God gives us another glimpse into His vast power in verse 22 with this statement: “…stretcheth out the heavens as a curtain, and spreadeth them out as a tent to dwell in”.  I enjoy camping, but setting up the tent is not usually all that enjoyable.  Sometimes the tent is difficult to set up.  But while I struggle with setting up a small tent to sleep one or two people, God has no problem at all setting up His “tent” – the heavens.  God speaks His “tent” into existence (I wish that worked for me).  God is so great that the vast and innumerable stars and planets and galaxies are like a curtain or a tent to Him.  I am going to think of this verse the next time I’m outside in the dark and look up at the stars.  God considers them like I would consider a curtain or tent.  What a truly amazing God we serve!

Isaiah 40:20

On a personal note, I am back from church camp and we had a great time.  I learned a few things and I think I came home closer to the Lord than I was when I left.  I would like to thank my father in law, who posted my entries while I was gone.

He that is so impoverished that he hath no oblation chooseth a tree that will not rot; he seeketh unto him a cunning workman to prepare a graven image, that shall not be moved.

Isaiah 40:20

Continuing on in Isaiah 40 with all of the wonderful imagery of the Lord and just how great and powerful He is.  Verse 20 continues the thought of verse 19, in which false idols made of silver and gold are mocked.  In this verse, we get those idols of people who are too poor for gold and silver idols.

The poor people who can’t afford the silver and gold idols have to find a tree that “will not rot” (as it would be bad form for your “god” to be destroyed by termites or rain).  Then they find someone who can fashion the piece of wood into something that resembles an idol.  Then they worship it as a god, asking it for favour and for deliverance.  We can easily see the silliness of such a thing, but how many people over the ages have lived and died praying to an inanimate object?  How many people even today worship at the feet of something that can not hear them and has absolutely no power of it’s own?

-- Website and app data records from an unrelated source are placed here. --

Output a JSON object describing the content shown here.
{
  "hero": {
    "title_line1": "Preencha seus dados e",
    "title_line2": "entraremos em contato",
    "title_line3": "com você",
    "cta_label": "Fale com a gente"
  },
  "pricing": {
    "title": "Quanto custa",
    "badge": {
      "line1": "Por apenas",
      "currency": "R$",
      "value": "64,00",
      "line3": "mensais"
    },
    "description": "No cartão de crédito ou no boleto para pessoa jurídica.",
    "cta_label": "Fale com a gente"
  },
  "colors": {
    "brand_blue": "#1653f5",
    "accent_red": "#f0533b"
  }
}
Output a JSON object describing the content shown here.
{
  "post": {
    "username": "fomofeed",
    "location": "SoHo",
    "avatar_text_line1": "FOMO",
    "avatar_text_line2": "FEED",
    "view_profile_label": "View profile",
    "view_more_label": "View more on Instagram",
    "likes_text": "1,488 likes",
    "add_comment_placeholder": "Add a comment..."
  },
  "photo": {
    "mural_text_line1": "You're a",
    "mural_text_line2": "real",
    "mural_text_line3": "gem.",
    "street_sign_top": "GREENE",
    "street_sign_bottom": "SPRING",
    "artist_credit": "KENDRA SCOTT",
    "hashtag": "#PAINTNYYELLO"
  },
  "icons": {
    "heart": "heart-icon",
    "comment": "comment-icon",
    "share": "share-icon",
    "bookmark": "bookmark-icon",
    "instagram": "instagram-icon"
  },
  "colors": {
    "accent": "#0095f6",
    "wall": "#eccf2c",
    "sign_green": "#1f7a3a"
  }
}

Today, our idols are usually not made of silver or gold or even wood.  But, make no mistake, there are many idols around that keep us from wholly serving the true and living God.  May we root out everything in our lives that may be keeping us from Him.  Just as a piece of wood can not do anything for you, nothing that we put in front of Him can do anything for you.  Follow the living God, not the dead things of the world.